Valve Train Dynamics

The steadily increasing requirements of government and customers concerning the efficiency and environmental friendliness of combustion engines, requires a more and more sophisticated control of the combustion process.
Active controllable valve trains provide comprehensive means of adjustment on the combustion process, but at an increasingly complex mechanical and control design.

To describe the dynamical behaviour of modern valve trains in an accurate way, the interaction between the different physical domains, i.e. mechanics, hydraulics and control electronics, have to be integrated in one consistent mathematical model.
Methods of non-smooth mechanics are applied to enable a highly efficient model of the system. Contacts and friction are described by set-valued laws and can be solved by methods of the convex analysis.
Thus, the necessity of difficult structure modification of the differential equation and the unintentional generation of high eigenfrequencies in the system, causing stiff differential equations, can be avoided. Therefore the numerical solution of this modelling approach facilitates the computation and is less costly.

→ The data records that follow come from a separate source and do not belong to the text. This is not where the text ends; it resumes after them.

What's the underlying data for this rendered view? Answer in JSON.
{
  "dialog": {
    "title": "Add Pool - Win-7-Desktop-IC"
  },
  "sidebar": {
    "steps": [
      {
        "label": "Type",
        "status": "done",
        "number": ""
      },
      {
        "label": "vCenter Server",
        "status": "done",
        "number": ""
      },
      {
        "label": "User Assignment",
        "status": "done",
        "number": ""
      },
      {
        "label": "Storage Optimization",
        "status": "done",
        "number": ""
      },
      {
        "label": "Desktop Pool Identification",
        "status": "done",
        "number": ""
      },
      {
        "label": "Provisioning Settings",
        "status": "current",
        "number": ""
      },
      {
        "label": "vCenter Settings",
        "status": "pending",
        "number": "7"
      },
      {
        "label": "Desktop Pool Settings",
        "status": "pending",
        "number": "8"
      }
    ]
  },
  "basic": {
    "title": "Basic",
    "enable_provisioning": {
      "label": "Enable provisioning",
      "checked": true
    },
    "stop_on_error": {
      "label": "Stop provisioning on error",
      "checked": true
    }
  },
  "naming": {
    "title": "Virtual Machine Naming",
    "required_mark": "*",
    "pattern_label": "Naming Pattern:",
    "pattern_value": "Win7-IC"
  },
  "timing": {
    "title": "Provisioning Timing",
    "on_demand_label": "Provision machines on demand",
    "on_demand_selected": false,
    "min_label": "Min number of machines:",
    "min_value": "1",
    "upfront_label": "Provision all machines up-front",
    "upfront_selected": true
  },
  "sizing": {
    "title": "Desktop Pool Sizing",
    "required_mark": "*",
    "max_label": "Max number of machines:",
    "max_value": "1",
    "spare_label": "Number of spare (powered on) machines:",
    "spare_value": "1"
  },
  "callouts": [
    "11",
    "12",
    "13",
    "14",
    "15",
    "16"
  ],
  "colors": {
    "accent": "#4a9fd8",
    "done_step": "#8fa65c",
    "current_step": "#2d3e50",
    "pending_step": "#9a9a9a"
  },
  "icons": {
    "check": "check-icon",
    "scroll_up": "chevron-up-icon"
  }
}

These methods can also be assigned to general differential equations and provide a multitude of means for the simulation of hydraulics and control systems. Thus, e.g. hydraulic models like closing valves or cavitation without fluid elasticity can be described without the generation of irrelevant high eigenfrequencies or structural modification.

Additionally, extensive test rigs are designed and operated at the Institute of Applied Mechanics, which allow a verification of the applied simulation methods and models and an implementation and evaluation of control strategies under real operation conditions. The research of valve train dynamics at the Institute of Applied Mechanics is conducted in close cooperation with various partners in the automotive industries.